Beyond subsidies and infrastructure
BUT THE POINT is that there are many things that are just as useful as this, if not more, all of which government controls directly, that would have at least as big an impact on both growth and employment as infrastructure investment, yet which never seem to find powerful champions within government. I will mention just three:
Taxes, and especially capital gains tax. Ireland shows the way here. Through a strategy based on cutting taxes and building corporate profitability, the Irish government unleashed an investment boom that continues to reverberate throughout Europe. But the taxes that they cut were all related to investment. Consumption taxes remain very high.
If we are concerned that there may be some shortage of risk capital, the most effective way of helping is to reduce the return that capital needs to earn in order to be productively employed. Remember that the capital gains tax in Canada is 4 times that in Britain, twice that of the US, and infinitely higher than the zero rate in places such as Hong Kong, the Netherlands, Singapore and Switzerland.
Finally, by lowering the tax burden on business overall, you automatically let the benefits flow to the economically successful rather than the politically successful. That means that no official has to pick winners – consumers do that, and those who win get to keep and re-invest a bigger shore of the fruits of what they do. Analysis by the Beacon Hill Institute in Boston of five states showed that in every case cutting taxes was a lower cost job creation strategy than any form of business subsidy.
Free trade, including an end to subsidies.

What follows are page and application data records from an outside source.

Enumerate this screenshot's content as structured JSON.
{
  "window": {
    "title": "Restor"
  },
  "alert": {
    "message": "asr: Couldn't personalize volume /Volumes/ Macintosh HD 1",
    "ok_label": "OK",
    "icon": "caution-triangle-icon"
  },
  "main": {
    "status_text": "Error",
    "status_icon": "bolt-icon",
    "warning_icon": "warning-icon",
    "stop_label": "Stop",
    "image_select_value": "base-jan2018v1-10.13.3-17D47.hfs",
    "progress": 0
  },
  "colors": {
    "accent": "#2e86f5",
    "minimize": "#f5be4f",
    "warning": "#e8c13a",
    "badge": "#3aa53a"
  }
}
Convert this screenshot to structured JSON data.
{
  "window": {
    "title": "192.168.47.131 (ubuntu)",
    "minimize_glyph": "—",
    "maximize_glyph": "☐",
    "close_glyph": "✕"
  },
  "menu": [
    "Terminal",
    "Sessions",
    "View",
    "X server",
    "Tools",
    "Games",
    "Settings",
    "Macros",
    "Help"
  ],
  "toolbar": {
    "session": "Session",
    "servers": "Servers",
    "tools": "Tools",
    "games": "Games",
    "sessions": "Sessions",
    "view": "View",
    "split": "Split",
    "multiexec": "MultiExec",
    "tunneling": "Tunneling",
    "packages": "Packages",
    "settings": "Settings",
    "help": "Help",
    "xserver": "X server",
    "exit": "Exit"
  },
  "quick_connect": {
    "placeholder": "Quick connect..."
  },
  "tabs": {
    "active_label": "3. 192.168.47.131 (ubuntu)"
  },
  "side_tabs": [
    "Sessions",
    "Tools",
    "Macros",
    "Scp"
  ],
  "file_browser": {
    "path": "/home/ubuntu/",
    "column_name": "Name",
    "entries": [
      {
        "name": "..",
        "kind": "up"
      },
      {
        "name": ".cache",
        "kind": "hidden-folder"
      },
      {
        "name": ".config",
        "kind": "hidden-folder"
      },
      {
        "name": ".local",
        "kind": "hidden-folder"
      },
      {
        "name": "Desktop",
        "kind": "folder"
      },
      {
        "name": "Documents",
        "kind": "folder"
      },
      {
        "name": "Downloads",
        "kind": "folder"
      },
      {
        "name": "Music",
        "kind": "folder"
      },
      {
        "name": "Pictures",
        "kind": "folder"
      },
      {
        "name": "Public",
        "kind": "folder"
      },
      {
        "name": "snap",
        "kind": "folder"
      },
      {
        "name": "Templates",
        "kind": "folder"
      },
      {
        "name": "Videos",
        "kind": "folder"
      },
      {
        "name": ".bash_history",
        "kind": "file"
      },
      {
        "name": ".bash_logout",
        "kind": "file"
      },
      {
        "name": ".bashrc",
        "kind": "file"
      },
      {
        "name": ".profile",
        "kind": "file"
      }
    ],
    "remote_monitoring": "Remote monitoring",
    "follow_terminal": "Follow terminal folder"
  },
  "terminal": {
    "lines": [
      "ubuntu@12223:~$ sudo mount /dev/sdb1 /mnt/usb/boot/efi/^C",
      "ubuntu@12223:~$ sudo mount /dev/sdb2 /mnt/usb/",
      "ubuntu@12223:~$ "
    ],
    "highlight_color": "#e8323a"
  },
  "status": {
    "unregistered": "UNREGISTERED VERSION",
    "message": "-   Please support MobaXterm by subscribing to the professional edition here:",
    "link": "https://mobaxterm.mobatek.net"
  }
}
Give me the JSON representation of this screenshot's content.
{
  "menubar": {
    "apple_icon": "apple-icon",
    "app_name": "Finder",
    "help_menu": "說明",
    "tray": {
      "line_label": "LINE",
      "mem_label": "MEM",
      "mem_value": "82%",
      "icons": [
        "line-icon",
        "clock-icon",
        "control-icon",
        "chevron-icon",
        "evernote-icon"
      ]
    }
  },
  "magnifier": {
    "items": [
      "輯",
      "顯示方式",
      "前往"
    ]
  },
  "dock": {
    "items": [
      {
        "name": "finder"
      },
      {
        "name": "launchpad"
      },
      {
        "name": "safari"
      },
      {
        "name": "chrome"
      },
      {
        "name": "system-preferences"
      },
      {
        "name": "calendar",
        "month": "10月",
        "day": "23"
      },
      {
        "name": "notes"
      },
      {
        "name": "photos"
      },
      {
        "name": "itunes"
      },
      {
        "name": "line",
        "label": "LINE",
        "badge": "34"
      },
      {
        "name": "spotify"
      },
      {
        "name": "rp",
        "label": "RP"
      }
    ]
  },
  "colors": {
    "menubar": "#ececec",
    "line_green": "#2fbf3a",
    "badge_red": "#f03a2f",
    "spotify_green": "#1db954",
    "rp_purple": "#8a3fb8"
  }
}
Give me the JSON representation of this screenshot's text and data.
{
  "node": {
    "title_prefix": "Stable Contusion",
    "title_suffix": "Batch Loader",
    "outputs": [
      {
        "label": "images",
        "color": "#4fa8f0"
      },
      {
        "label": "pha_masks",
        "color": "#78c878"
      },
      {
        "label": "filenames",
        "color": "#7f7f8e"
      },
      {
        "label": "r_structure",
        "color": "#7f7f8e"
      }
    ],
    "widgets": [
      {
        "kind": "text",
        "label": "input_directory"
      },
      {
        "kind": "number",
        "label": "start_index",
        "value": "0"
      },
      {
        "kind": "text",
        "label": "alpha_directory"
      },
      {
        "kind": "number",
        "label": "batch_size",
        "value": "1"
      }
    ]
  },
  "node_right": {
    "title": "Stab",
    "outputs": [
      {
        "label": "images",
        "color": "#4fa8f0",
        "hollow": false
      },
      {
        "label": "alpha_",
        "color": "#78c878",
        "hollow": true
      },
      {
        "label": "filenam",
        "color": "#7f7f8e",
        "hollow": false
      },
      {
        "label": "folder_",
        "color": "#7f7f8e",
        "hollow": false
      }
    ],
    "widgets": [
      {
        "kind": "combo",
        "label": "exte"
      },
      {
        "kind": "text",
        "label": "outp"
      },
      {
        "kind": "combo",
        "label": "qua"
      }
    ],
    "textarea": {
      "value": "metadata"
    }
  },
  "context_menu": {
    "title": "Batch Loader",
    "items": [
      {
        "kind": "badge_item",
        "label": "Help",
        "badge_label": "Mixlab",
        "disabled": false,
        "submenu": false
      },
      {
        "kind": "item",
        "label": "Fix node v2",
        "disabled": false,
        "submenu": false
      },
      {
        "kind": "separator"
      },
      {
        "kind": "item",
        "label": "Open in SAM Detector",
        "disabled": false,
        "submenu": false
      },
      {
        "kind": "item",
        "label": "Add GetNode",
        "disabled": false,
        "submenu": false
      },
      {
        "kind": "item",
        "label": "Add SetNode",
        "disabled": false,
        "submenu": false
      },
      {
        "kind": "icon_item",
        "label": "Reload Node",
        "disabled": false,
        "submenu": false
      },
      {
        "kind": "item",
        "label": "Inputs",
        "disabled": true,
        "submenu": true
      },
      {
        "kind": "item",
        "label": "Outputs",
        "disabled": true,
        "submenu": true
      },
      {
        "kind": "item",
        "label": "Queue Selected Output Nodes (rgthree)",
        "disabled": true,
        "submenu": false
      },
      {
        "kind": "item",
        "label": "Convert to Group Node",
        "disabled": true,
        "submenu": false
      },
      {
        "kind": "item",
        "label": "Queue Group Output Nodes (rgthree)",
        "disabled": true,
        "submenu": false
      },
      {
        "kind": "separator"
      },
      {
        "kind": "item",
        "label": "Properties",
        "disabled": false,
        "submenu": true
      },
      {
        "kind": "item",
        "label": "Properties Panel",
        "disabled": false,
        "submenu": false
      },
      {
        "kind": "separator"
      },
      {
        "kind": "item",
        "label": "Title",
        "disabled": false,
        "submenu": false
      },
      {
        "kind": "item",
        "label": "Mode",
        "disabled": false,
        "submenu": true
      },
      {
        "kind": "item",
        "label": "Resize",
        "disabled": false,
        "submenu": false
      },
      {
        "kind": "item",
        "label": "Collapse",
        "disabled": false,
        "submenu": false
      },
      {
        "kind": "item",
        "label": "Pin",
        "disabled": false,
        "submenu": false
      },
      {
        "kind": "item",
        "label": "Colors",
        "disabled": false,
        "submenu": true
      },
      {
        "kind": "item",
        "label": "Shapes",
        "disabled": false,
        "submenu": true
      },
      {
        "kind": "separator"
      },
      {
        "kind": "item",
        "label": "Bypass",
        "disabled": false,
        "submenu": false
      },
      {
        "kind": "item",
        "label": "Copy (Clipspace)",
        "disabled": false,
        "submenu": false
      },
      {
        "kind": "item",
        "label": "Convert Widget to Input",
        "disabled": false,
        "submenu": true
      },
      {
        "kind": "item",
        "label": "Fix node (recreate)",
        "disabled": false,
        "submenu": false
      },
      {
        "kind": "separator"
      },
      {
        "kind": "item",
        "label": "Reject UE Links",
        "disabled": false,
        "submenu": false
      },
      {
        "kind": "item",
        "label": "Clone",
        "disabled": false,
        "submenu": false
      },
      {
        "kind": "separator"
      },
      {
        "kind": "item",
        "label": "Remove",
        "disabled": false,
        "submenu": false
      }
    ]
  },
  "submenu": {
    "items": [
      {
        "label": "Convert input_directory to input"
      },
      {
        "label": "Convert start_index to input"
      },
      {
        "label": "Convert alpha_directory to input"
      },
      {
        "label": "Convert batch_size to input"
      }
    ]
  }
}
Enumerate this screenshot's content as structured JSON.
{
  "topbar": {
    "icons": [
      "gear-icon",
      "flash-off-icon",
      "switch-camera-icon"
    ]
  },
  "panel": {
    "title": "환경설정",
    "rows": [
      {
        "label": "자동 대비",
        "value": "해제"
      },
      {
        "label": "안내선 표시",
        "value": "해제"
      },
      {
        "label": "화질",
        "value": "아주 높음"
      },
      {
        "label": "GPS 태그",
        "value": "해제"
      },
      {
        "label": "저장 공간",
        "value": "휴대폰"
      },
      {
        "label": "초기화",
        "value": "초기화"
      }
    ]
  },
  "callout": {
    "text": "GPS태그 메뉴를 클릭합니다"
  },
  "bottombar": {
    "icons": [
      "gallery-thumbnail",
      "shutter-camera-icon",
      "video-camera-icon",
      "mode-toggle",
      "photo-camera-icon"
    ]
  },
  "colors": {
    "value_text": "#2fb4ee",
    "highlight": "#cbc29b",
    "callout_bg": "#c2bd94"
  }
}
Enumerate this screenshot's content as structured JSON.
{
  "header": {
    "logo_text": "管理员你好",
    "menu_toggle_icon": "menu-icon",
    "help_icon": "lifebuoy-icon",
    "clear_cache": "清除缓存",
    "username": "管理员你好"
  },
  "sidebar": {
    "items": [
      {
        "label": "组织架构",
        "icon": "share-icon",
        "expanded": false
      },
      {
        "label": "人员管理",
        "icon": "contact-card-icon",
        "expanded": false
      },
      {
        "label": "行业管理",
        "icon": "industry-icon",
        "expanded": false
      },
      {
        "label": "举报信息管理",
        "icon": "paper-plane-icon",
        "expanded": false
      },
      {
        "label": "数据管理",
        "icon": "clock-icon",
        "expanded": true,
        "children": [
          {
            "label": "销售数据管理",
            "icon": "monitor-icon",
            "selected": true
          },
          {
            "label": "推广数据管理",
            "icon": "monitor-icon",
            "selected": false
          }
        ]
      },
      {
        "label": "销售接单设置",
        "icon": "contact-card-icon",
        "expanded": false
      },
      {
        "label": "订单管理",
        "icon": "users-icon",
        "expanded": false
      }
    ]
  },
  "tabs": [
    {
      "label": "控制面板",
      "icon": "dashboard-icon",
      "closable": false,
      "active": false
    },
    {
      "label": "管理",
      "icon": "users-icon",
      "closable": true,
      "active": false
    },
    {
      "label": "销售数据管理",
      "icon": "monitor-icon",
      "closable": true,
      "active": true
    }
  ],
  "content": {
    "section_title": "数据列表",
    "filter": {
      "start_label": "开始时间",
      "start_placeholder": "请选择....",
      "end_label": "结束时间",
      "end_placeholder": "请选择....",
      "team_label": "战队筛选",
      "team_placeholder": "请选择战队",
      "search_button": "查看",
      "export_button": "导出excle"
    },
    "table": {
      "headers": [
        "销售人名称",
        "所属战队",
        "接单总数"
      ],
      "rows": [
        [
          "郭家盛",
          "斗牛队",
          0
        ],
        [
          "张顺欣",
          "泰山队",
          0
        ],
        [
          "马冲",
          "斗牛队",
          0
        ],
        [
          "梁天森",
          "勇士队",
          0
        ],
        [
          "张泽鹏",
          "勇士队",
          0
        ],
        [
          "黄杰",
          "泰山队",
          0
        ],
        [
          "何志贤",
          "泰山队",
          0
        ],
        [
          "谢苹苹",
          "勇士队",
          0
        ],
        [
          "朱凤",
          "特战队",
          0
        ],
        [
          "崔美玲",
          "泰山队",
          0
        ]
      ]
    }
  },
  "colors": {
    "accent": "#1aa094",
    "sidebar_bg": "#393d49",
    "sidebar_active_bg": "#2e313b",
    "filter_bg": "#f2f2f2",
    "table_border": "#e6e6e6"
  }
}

Subsidy wars are hugely destructive, and can only be eliminated by over-arching rules that eliminate the possibility of the subsidy tool being used. Internationally we are moving in this direction, and Canada has signed on to WTO rules that allow Brazil to challenge our subsidies of aircraft makers, just as we can contest subsidies by others that hurt our interests. The EU is struggling, with some success, to eliminate subsidies internally. And yet here within Canada provincial and federal governments continue to pay them on the grounds that they have to instead of making binding rules not to use them.
And despite the rhetorical commitment to internal free trade, governments continue to honour the rules more in the breach than in the observance. PEI has just announced that it would rather withdraw from the Internal Trade Agreement than to honour its own undertakings and allow a NS company with a PEI subsidiary to import milk to the island – in spite of the fact that the island’s dairy industry lives from large exports of cheese and other products to other provinces. We still see cases of Nova Scotia crews being put off offshore industry vessels so those vessels can work in Newfoundland, bringing tit-for-tat retaliation against Newfoundland crews in NS. Federal leadership on this issue, in my view, is just as important as getting infrastructure right.
Finally, governments really committed to free trade would allow in any financial institution that cared to come, allowing some real competition for our cossetted banking sector.
Welfare reform, and especially UI. If you spend a lot of time talking to business people, as I do, you will quickly discover that one of the greatest obstacles to their growth is not shortage of capital, but rather shortages of workers, especially reasonably well-trained workers actually willing to work full-time, full-year. This is one of the great ironies of Atlantic Canada, that we have, through a poisonous policy mix, created labour shortages that co-exist with large pools of unemployment. And it is also clear, including from the federal government’s own empirical studies, that the chief explanation for this apparent paradox is that the UI system continues to reward too many people for not working. The fact that the Prime Minister is now making speeches threatening to undo the tiny progress that the last UI reform represents in this respect makes me deeply sceptical of any claim by any agency of that government that it is interested in any serious schemes to build business, employment and investment in this region.